Problem details >> Examine each line of the listing below. Copy those in which the string "data" appears.
----- Source material -----
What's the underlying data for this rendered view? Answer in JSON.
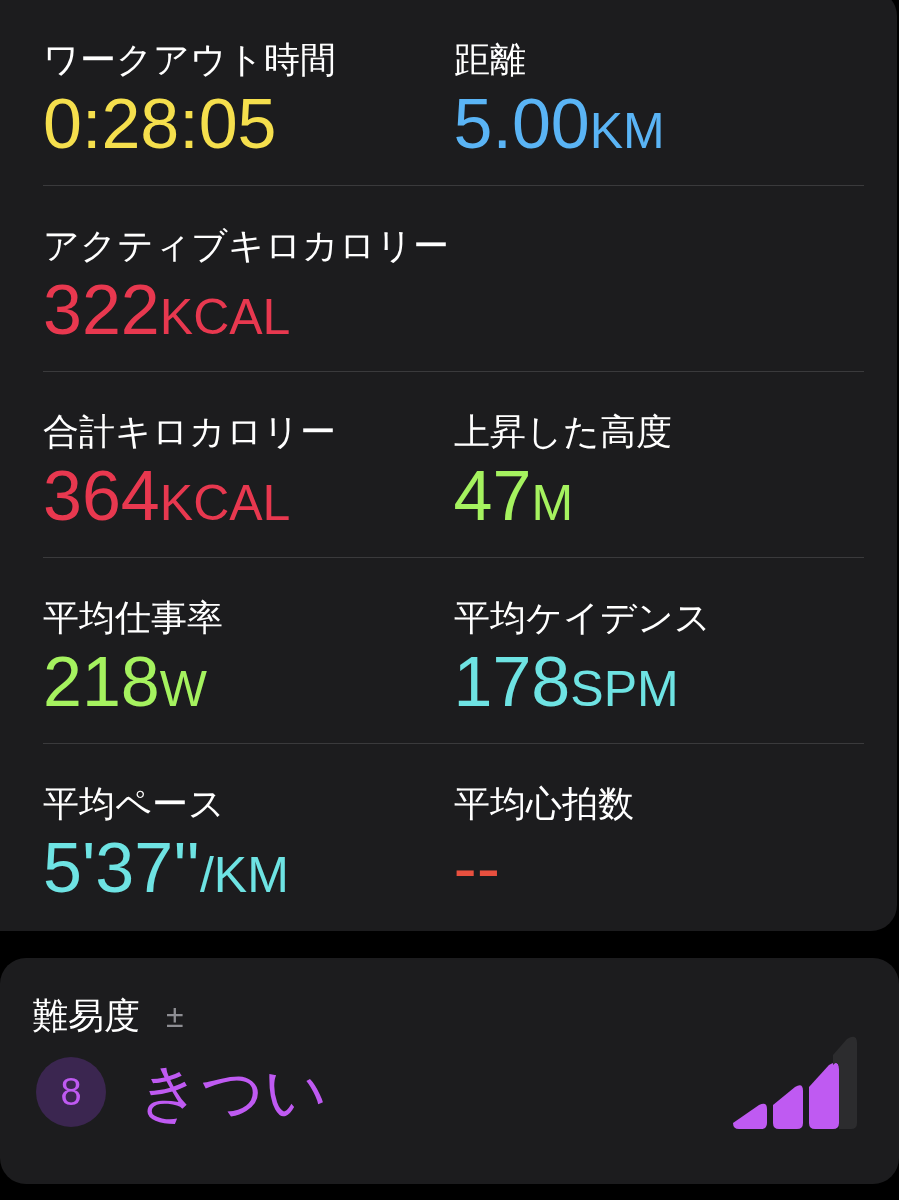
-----
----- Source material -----
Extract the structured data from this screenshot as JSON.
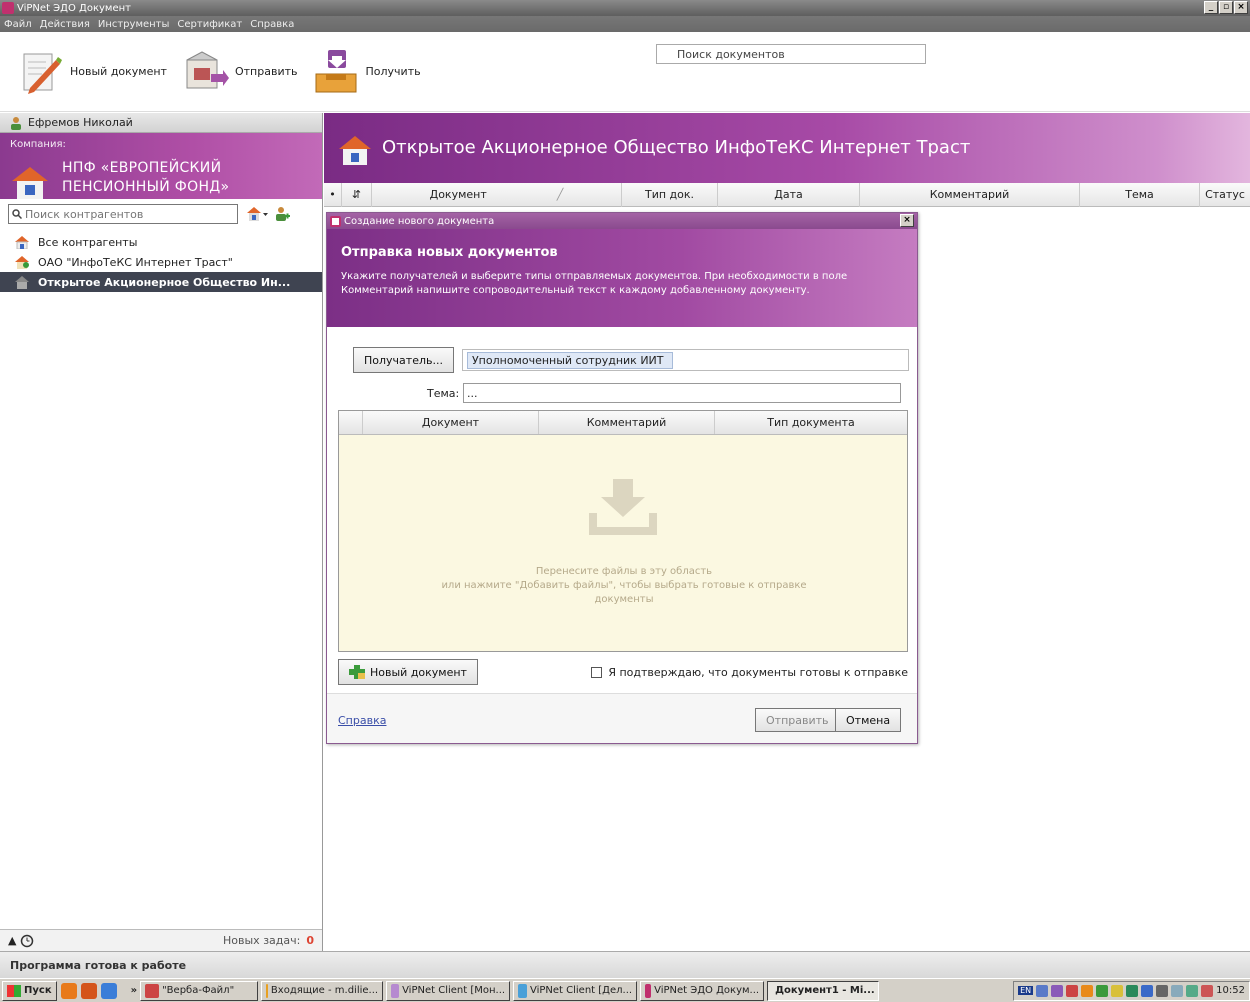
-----
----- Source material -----
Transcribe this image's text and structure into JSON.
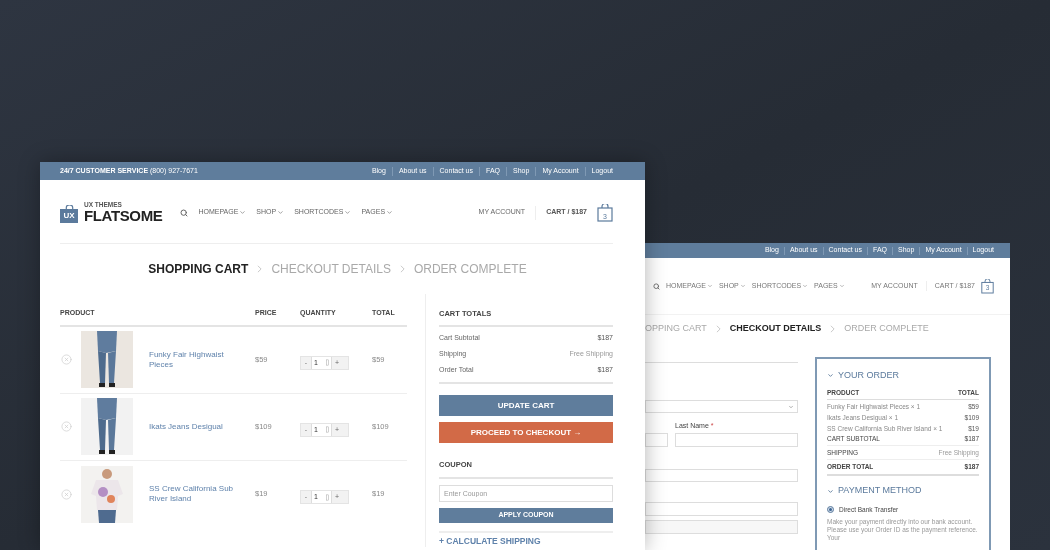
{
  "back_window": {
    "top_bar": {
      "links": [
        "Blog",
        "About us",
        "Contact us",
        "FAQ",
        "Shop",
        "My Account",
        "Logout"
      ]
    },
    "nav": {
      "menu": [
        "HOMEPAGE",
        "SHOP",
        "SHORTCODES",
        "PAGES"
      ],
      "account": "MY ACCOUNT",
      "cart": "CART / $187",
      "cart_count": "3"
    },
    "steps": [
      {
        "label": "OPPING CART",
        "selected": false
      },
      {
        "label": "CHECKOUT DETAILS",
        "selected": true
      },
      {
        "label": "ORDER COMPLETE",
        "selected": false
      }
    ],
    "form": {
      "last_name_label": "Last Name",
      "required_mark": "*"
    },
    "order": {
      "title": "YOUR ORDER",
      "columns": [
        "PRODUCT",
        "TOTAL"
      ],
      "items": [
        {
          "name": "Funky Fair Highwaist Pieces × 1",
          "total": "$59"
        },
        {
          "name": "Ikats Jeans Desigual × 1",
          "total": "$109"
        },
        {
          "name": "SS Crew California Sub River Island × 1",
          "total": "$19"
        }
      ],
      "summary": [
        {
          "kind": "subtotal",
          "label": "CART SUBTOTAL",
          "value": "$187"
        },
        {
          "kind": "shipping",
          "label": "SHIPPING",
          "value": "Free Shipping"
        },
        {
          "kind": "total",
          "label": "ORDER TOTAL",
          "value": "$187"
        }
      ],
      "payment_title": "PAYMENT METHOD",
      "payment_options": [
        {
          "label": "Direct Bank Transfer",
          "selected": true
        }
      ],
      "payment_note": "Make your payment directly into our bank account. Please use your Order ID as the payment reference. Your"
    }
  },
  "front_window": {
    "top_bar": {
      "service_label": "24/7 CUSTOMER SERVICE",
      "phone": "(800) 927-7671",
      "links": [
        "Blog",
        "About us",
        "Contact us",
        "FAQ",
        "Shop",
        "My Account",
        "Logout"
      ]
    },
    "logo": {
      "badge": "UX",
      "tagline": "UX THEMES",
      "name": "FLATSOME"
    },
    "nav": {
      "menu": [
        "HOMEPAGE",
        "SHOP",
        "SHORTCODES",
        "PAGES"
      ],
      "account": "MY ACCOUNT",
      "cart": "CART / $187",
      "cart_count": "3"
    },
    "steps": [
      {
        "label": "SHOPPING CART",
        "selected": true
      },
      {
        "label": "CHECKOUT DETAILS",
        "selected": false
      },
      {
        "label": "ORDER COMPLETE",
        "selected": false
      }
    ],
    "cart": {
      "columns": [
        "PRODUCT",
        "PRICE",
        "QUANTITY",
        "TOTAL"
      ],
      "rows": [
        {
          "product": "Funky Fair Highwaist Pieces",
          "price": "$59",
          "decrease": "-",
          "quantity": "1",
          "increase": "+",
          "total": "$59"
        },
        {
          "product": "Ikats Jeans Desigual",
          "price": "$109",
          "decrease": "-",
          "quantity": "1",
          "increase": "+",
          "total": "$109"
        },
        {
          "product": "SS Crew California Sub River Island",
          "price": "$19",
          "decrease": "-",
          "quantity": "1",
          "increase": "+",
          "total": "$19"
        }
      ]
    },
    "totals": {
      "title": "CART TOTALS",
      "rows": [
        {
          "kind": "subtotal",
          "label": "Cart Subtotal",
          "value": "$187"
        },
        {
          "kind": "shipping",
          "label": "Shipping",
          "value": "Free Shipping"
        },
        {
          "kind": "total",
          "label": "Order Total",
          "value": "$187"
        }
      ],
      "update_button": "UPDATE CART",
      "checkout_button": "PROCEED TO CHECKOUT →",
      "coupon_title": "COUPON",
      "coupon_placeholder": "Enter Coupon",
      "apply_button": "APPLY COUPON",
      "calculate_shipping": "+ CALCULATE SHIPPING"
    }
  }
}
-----
Reply >>
What's the underlying data for this rendered view? Answer in JSON.
Extract the structured data from this screenshot as JSON.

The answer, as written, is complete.